Wellington’s commanders who distinguished himself at the Battle of Waterloo settled in Leamington after his
 retirement from the Army.

Lieutenant Colonel Charles Gold was Commander Royal Artillery in command of 40 Guns, 15 officers and 290 men.

Leamington History Group member David Eason has researched Charles’ life and his role in the Battle of Waterloo.

Charles was born in Ireland in 1768, the son of Captain Richard Gold who was later killed at the Battle of Bunker Hill during the American Revolutionary War.

He married Ann Kilvington of Warwick and they had three sons (who all became soldiers) and two daughters.

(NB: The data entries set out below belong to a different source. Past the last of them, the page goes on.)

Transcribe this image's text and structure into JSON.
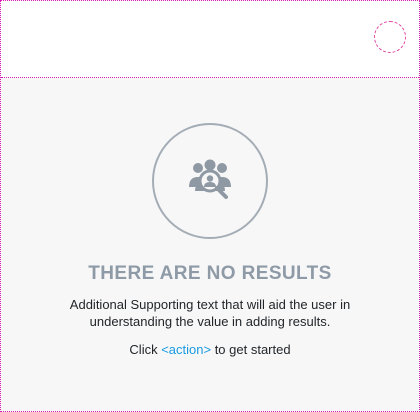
{
  "empty_state": {
    "title": "THERE ARE NO RESULTS",
    "supporting_text": "Additional Supporting text that will aid the user in understanding the value in adding results.",
    "cta_prefix": "Click ",
    "cta_link": "<action>",
    "cta_suffix": " to get started",
    "icon": "user-search-icon",
    "colors": {
      "title": "#8e9aa6",
      "link": "#1a9be0",
      "icon": "#8e99a3",
      "guide_lines": "#d81bb0"
    }
  }
}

At the Battle of Waterloo on Sunday June 18, 1815, after heavy rain it broke into a clear day as the British/Allied Lines sounded with the drummer’s beat of reveille at 4.30am.

The first shot fired was from British Artillery upon the French Infantry as they advanced on ‘Hougoumont’ on the French left flank.

During the advance of the 2nd Division in the afternoon a French howitzer shell penetrated an ammunition wagon of Charles’ command and exploded its cargo. Few men were hurt, but the horses were horribly mutilated and galloped madly about the field.

Later, in a last-ditch attempt to beat the British before turning onto the Prussians, Napoleon sent in his Imperial Guard which advanced upon the British centre.

Several regiments of the Imperial Guard Cavalry attacked the 2nd Division.

Charles’ guns turned on the Old Guard as it advanced up the ridge, but the Old Guard, even though rocked, stood their ground until the Duke gave the order; “Put every gun to them Sir”.

The Middle Guard was stopped, and began to retreat which ended up as a rout, spreading throughout the French Army as the Old Guard was completely destroyed to a man where they stood.

Charles survived the battle and was mentioned in despatches. He was appointed a Companion of the Bath on the recommendation of the Duke of Wellington.

Charles retired his commission in December 1827 due to bad health.

It is believed that shortly after his retirement Charles took up residence in Leamington and, according to the 1841 census he, was living with his daughter Mary in Newbold Road.

The residence was a lodging house, kept by 53-year-old Elizabeth Bate and two servants. Charles died there on Sunday April 17, 1842, after a long illness, aged 73. He was buried by the Rev John Craig at All Saints parish church. By 1838, the churchyard was full and a piece of land in New Street was purchased for burials. The land has since been cleared and the headstones placed against its perimeter.